Quote the records that follow in full and exactly; leave out the pictures.

___ Source material ___

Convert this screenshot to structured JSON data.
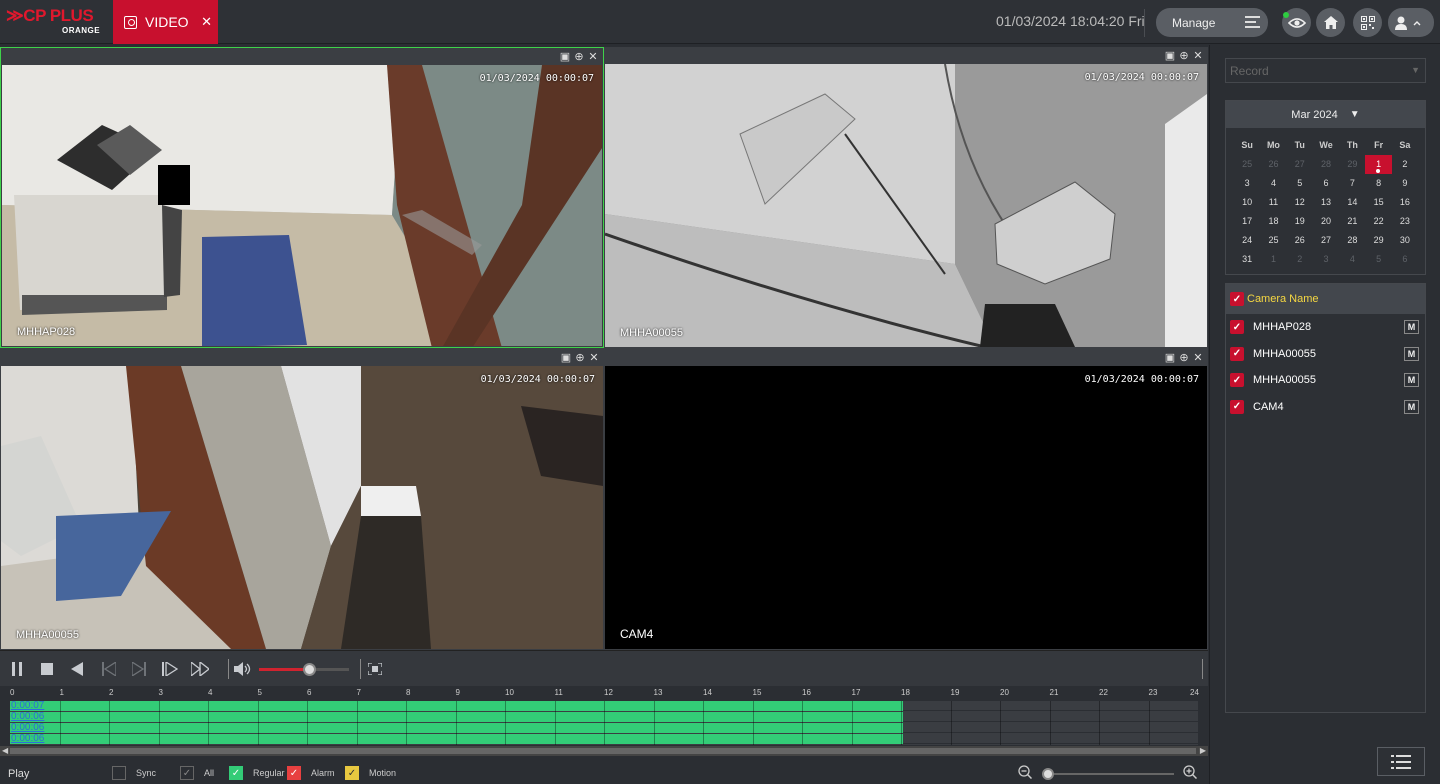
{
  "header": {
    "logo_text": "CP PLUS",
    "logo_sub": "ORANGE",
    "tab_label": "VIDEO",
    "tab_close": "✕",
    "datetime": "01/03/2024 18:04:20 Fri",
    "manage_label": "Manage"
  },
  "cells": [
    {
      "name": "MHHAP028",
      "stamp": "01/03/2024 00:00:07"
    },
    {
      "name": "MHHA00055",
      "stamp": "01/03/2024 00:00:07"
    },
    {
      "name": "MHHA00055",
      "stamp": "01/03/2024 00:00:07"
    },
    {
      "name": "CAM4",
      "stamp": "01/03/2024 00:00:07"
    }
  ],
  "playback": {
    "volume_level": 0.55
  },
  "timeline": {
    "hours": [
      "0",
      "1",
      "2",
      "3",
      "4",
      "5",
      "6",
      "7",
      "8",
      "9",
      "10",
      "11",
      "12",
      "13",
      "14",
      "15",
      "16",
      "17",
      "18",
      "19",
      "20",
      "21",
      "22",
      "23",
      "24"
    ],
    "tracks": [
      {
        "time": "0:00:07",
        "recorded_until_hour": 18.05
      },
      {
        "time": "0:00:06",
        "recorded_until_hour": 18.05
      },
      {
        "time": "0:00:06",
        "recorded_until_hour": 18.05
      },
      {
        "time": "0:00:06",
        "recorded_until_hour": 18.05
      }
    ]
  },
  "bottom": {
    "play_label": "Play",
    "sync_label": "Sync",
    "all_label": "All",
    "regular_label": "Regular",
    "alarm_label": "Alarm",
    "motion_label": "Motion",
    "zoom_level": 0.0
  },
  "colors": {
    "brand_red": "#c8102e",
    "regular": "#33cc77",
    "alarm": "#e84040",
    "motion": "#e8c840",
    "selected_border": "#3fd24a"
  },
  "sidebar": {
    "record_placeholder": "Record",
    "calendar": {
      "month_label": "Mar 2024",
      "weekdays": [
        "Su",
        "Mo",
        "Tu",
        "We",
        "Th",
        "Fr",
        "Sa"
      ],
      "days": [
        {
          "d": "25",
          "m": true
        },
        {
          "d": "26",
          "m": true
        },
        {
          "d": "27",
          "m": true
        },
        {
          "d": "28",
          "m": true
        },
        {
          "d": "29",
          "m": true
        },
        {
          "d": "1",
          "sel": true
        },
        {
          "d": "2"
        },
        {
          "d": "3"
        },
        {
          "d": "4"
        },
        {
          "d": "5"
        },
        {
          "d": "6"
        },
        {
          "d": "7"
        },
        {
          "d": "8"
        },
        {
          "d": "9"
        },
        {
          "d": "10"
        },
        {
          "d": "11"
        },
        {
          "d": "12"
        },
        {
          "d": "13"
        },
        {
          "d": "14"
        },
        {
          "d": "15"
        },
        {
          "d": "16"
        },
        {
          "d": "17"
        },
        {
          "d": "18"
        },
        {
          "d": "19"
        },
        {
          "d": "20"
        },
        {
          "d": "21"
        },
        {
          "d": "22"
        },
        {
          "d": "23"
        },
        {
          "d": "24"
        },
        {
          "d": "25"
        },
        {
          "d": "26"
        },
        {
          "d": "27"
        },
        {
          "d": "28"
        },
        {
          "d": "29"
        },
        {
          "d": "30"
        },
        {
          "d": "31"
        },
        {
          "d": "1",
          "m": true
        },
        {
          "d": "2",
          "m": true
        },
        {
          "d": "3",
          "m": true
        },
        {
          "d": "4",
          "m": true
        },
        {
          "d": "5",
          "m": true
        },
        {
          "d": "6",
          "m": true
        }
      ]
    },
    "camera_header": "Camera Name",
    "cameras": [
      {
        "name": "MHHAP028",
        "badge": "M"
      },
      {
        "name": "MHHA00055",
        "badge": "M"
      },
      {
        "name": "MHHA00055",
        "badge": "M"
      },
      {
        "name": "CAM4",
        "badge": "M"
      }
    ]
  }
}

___

▸ Solved problem
Convert this screenshot to structured JSON data.
{
  "header": {
    "logo_text": "CP PLUS",
    "logo_sub": "ORANGE",
    "tab_label": "VIDEO",
    "tab_close": "✕",
    "datetime": "01/03/2024 18:04:20 Fri",
    "manage_label": "Manage"
  },
  "cells": [
    {
      "name": "MHHAP028",
      "stamp": "01/03/2024 00:00:07"
    },
    {
      "name": "MHHA00055",
      "stamp": "01/03/2024 00:00:07"
    },
    {
      "name": "MHHA00055",
      "stamp": "01/03/2024 00:00:07"
    },
    {
      "name": "CAM4",
      "stamp": "01/03/2024 00:00:07"
    }
  ],
  "playback": {
    "volume_level": 0.55
  },
  "timeline": {
    "hours": [
      "0",
      "1",
      "2",
      "3",
      "4",
      "5",
      "6",
      "7",
      "8",
      "9",
      "10",
      "11",
      "12",
      "13",
      "14",
      "15",
      "16",
      "17",
      "18",
      "19",
      "20",
      "21",
      "22",
      "23",
      "24"
    ],
    "tracks": [
      {
        "time": "0:00:07",
        "recorded_until_hour": 18.05
      },
      {
        "time": "0:00:06",
        "recorded_until_hour": 18.05
      },
      {
        "time": "0:00:06",
        "recorded_until_hour": 18.05
      },
      {
        "time": "0:00:06",
        "recorded_until_hour": 18.05
      }
    ]
  },
  "bottom": {
    "play_label": "Play",
    "sync_label": "Sync",
    "all_label": "All",
    "regular_label": "Regular",
    "alarm_label": "Alarm",
    "motion_label": "Motion",
    "zoom_level": 0.0
  },
  "colors": {
    "brand_red": "#c8102e",
    "regular": "#33cc77",
    "alarm": "#e84040",
    "motion": "#e8c840",
    "selected_border": "#3fd24a"
  },
  "sidebar": {
    "record_placeholder": "Record",
    "calendar": {
      "month_label": "Mar 2024",
      "weekdays": [
        "Su",
        "Mo",
        "Tu",
        "We",
        "Th",
        "Fr",
        "Sa"
      ],
      "days": [
        {
          "d": "25",
          "m": true
        },
        {
          "d": "26",
          "m": true
        },
        {
          "d": "27",
          "m": true
        },
        {
          "d": "28",
          "m": true
        },
        {
          "d": "29",
          "m": true
        },
        {
          "d": "1",
          "sel": true
        },
        {
          "d": "2"
        },
        {
          "d": "3"
        },
        {
          "d": "4"
        },
        {
          "d": "5"
        },
        {
          "d": "6"
        },
        {
          "d": "7"
        },
        {
          "d": "8"
        },
        {
          "d": "9"
        },
        {
          "d": "10"
        },
        {
          "d": "11"
        },
        {
          "d": "12"
        },
        {
          "d": "13"
        },
        {
          "d": "14"
        },
        {
          "d": "15"
        },
        {
          "d": "16"
        },
        {
          "d": "17"
        },
        {
          "d": "18"
        },
        {
          "d": "19"
        },
        {
          "d": "20"
        },
        {
          "d": "21"
        },
        {
          "d": "22"
        },
        {
          "d": "23"
        },
        {
          "d": "24"
        },
        {
          "d": "25"
        },
        {
          "d": "26"
        },
        {
          "d": "27"
        },
        {
          "d": "28"
        },
        {
          "d": "29"
        },
        {
          "d": "30"
        },
        {
          "d": "31"
        },
        {
          "d": "1",
          "m": true
        },
        {
          "d": "2",
          "m": true
        },
        {
          "d": "3",
          "m": true
        },
        {
          "d": "4",
          "m": true
        },
        {
          "d": "5",
          "m": true
        },
        {
          "d": "6",
          "m": true
        }
      ]
    },
    "camera_header": "Camera Name",
    "cameras": [
      {
        "name": "MHHAP028",
        "badge": "M"
      },
      {
        "name": "MHHA00055",
        "badge": "M"
      },
      {
        "name": "MHHA00055",
        "badge": "M"
      },
      {
        "name": "CAM4",
        "badge": "M"
      }
    ]
  }
}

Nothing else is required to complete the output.